> WHAT YOU HAVE TO DO:
Every record below must be written out exactly. Leave out the pictures.

____________________

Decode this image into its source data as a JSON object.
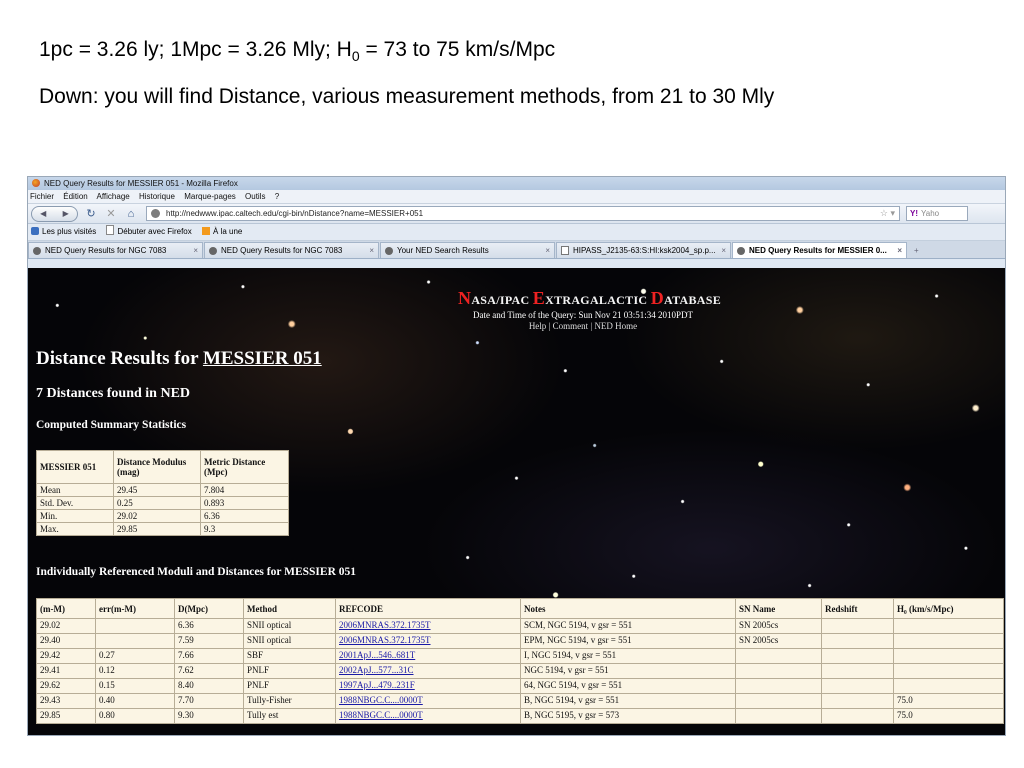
{
  "slide": {
    "line1_pre": "1pc = 3.26 ly; 1Mpc = 3.26 Mly; H",
    "line1_sub": "0",
    "line1_post": " = 73 to 75 km/s/Mpc",
    "line2": "Down: you will find Distance, various measurement methods, from 21 to 30 Mly"
  },
  "browser": {
    "window_title": "NED Query Results for MESSIER 051 - Mozilla Firefox",
    "menu": [
      "Fichier",
      "Édition",
      "Affichage",
      "Historique",
      "Marque-pages",
      "Outils",
      "?"
    ],
    "url": "http://nedwww.ipac.caltech.edu/cgi-bin/nDistance?name=MESSIER+051",
    "search_placeholder": "Yaho",
    "bookmarks": [
      "Les plus visités",
      "Débuter avec Firefox",
      "À la une"
    ],
    "tabs": [
      {
        "label": "NED Query Results for NGC 7083",
        "icon": "globe",
        "active": false
      },
      {
        "label": "NED Query Results for NGC 7083",
        "icon": "globe",
        "active": false
      },
      {
        "label": "Your NED Search Results",
        "icon": "globe",
        "active": false
      },
      {
        "label": "HIPASS_J2135-63:S:HI:ksk2004_sp.p...",
        "icon": "doc",
        "active": false
      },
      {
        "label": "NED Query Results for MESSIER 0...",
        "icon": "globe",
        "active": true
      }
    ]
  },
  "ned": {
    "title_n": "N",
    "title_asa": "ASA/IPAC ",
    "title_e": "E",
    "title_xtra": "XTRAGALACTIC ",
    "title_d": "D",
    "title_atabase": "ATABASE",
    "date_line": "Date and Time of the Query: Sun Nov 21 03:51:34 2010PDT",
    "links": [
      "Help",
      "Comment",
      "NED Home"
    ],
    "heading_prefix": "Distance Results for ",
    "object_link": "MESSIER 051",
    "count_heading": "7 Distances found in NED",
    "summary_heading": "Computed Summary Statistics",
    "refs_heading": "Individually Referenced Moduli and Distances for MESSIER 051"
  },
  "summary": {
    "headers": [
      "MESSIER 051",
      "Distance Modulus (mag)",
      "Metric Distance (Mpc)"
    ],
    "rows": [
      [
        "Mean",
        "29.45",
        "7.804"
      ],
      [
        "Std. Dev.",
        "0.25",
        "0.893"
      ],
      [
        "Min.",
        "29.02",
        "6.36"
      ],
      [
        "Max.",
        "29.85",
        "9.3"
      ]
    ]
  },
  "refs": {
    "headers": [
      "(m-M)",
      "err(m-M)",
      "D(Mpc)",
      "Method",
      "REFCODE",
      "Notes",
      "SN Name",
      "Redshift",
      "H₀ (km/s/Mpc)"
    ],
    "rows": [
      [
        "29.02",
        "",
        "6.36",
        "SNII optical",
        "2006MNRAS.372.1735T",
        "SCM, NGC 5194, v gsr = 551",
        "SN 2005cs",
        "",
        ""
      ],
      [
        "29.40",
        "",
        "7.59",
        "SNII optical",
        "2006MNRAS.372.1735T",
        "EPM, NGC 5194, v gsr = 551",
        "SN 2005cs",
        "",
        ""
      ],
      [
        "29.42",
        "0.27",
        "7.66",
        "SBF",
        "2001ApJ...546..681T",
        "I, NGC 5194, v gsr = 551",
        "",
        "",
        ""
      ],
      [
        "29.41",
        "0.12",
        "7.62",
        "PNLF",
        "2002ApJ...577...31C",
        "NGC 5194, v gsr = 551",
        "",
        "",
        ""
      ],
      [
        "29.62",
        "0.15",
        "8.40",
        "PNLF",
        "1997ApJ...479..231F",
        "64, NGC 5194, v gsr = 551",
        "",
        "",
        ""
      ],
      [
        "29.43",
        "0.40",
        "7.70",
        "Tully-Fisher",
        "1988NBGC.C....0000T",
        "B, NGC 5194, v gsr = 551",
        "",
        "",
        "75.0"
      ],
      [
        "29.85",
        "0.80",
        "9.30",
        "Tully est",
        "1988NBGC.C....0000T",
        "B, NGC 5195, v gsr = 573",
        "",
        "",
        "75.0"
      ]
    ]
  }
}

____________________

> EXERCISE SOLUTION:
Decode this image into its source data as a JSON object.
{
  "slide": {
    "line1_pre": "1pc = 3.26 ly; 1Mpc = 3.26 Mly; H",
    "line1_sub": "0",
    "line1_post": " = 73 to 75 km/s/Mpc",
    "line2": "Down: you will find Distance, various measurement methods, from 21 to 30 Mly"
  },
  "browser": {
    "window_title": "NED Query Results for MESSIER 051 - Mozilla Firefox",
    "menu": [
      "Fichier",
      "Édition",
      "Affichage",
      "Historique",
      "Marque-pages",
      "Outils",
      "?"
    ],
    "url": "http://nedwww.ipac.caltech.edu/cgi-bin/nDistance?name=MESSIER+051",
    "search_placeholder": "Yaho",
    "bookmarks": [
      "Les plus visités",
      "Débuter avec Firefox",
      "À la une"
    ],
    "tabs": [
      {
        "label": "NED Query Results for NGC 7083",
        "icon": "globe",
        "active": false
      },
      {
        "label": "NED Query Results for NGC 7083",
        "icon": "globe",
        "active": false
      },
      {
        "label": "Your NED Search Results",
        "icon": "globe",
        "active": false
      },
      {
        "label": "HIPASS_J2135-63:S:HI:ksk2004_sp.p...",
        "icon": "doc",
        "active": false
      },
      {
        "label": "NED Query Results for MESSIER 0...",
        "icon": "globe",
        "active": true
      }
    ]
  },
  "ned": {
    "title_n": "N",
    "title_asa": "ASA/IPAC ",
    "title_e": "E",
    "title_xtra": "XTRAGALACTIC ",
    "title_d": "D",
    "title_atabase": "ATABASE",
    "date_line": "Date and Time of the Query: Sun Nov 21 03:51:34 2010PDT",
    "links": [
      "Help",
      "Comment",
      "NED Home"
    ],
    "heading_prefix": "Distance Results for ",
    "object_link": "MESSIER 051",
    "count_heading": "7 Distances found in NED",
    "summary_heading": "Computed Summary Statistics",
    "refs_heading": "Individually Referenced Moduli and Distances for MESSIER 051"
  },
  "summary": {
    "headers": [
      "MESSIER 051",
      "Distance Modulus (mag)",
      "Metric Distance (Mpc)"
    ],
    "rows": [
      [
        "Mean",
        "29.45",
        "7.804"
      ],
      [
        "Std. Dev.",
        "0.25",
        "0.893"
      ],
      [
        "Min.",
        "29.02",
        "6.36"
      ],
      [
        "Max.",
        "29.85",
        "9.3"
      ]
    ]
  },
  "refs": {
    "headers": [
      "(m-M)",
      "err(m-M)",
      "D(Mpc)",
      "Method",
      "REFCODE",
      "Notes",
      "SN Name",
      "Redshift",
      "H₀ (km/s/Mpc)"
    ],
    "rows": [
      [
        "29.02",
        "",
        "6.36",
        "SNII optical",
        "2006MNRAS.372.1735T",
        "SCM, NGC 5194, v gsr = 551",
        "SN 2005cs",
        "",
        ""
      ],
      [
        "29.40",
        "",
        "7.59",
        "SNII optical",
        "2006MNRAS.372.1735T",
        "EPM, NGC 5194, v gsr = 551",
        "SN 2005cs",
        "",
        ""
      ],
      [
        "29.42",
        "0.27",
        "7.66",
        "SBF",
        "2001ApJ...546..681T",
        "I, NGC 5194, v gsr = 551",
        "",
        "",
        ""
      ],
      [
        "29.41",
        "0.12",
        "7.62",
        "PNLF",
        "2002ApJ...577...31C",
        "NGC 5194, v gsr = 551",
        "",
        "",
        ""
      ],
      [
        "29.62",
        "0.15",
        "8.40",
        "PNLF",
        "1997ApJ...479..231F",
        "64, NGC 5194, v gsr = 551",
        "",
        "",
        ""
      ],
      [
        "29.43",
        "0.40",
        "7.70",
        "Tully-Fisher",
        "1988NBGC.C....0000T",
        "B, NGC 5194, v gsr = 551",
        "",
        "",
        "75.0"
      ],
      [
        "29.85",
        "0.80",
        "9.30",
        "Tully est",
        "1988NBGC.C....0000T",
        "B, NGC 5195, v gsr = 573",
        "",
        "",
        "75.0"
      ]
    ]
  }
}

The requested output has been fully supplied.